- Market Research and Planning – detail how you plan to market your product or service. Include all advertising strategies, sales plans, and competitive pricing. Show that you have done your research by describing any competitors in the market and how you can prove your product or service will do better. Remember to add historical, immediate, and projected future sales forecasts. Review your target market and ideal customer.
- Operation and Management – outline exactly how you will operate and manage the business. Include the legal structure, key players in all management positions, day to day operations, plans for the future, and how you plan to address risks.
- Financial Plan – provide all supporting financial documents, start-up costs, how funds were procured and used, and detail the projected financial future of your business. If you want to attract investors or need a loan add any relevant information about how much money you require, how you will use it, terms of payment, and how you will to mitigate risks. This section is where you want to show how you plan to make a profit -make it clear using statistics, facts, and detailed plans.
- Appendix – add all supporting documentation in this section. Some things you may want to incorporate are resumes, store floor plans, equipment that you own, business items you need to buy, financial graphs, licenses, patents, etc.
Many websites offer free business plan templates. Remember to customize any template so it includes everything you want to say about your business idea. You could also hire a professional business plan writer with experience in market research and business writing.
Even if your business is small (just you) and you only provide one service (for example, writing) you may think you don’t need a business plan.

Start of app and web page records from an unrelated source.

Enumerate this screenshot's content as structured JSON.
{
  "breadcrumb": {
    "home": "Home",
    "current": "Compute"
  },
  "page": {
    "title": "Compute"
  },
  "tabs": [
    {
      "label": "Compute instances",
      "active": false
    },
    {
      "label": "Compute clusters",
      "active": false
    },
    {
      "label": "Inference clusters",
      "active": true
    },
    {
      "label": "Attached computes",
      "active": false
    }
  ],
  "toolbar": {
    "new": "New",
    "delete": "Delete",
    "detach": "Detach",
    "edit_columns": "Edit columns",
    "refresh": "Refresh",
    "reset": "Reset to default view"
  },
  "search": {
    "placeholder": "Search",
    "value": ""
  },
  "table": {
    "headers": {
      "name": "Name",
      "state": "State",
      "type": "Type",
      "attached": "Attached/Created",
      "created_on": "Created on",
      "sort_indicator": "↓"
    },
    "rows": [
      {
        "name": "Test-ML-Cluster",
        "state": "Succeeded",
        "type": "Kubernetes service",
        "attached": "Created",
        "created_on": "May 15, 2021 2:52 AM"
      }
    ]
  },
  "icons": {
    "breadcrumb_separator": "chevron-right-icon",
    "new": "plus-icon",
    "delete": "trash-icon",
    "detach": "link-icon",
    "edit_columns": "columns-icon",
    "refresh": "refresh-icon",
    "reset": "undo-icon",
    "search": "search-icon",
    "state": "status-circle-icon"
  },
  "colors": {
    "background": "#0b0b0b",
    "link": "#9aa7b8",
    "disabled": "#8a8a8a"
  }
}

But, remember a plan not only is used to attract other people to invest in or buy your service. The most valuable part of the business plan can be the fact that you must clarify exactly what you want to do, how you plan to do it, and what adjustments you need to make to move your business forward.
The next time I am at a networking meeting and someone asks me about my business plan I will either ask for help in developing one or be able to discuss the one I already have in place!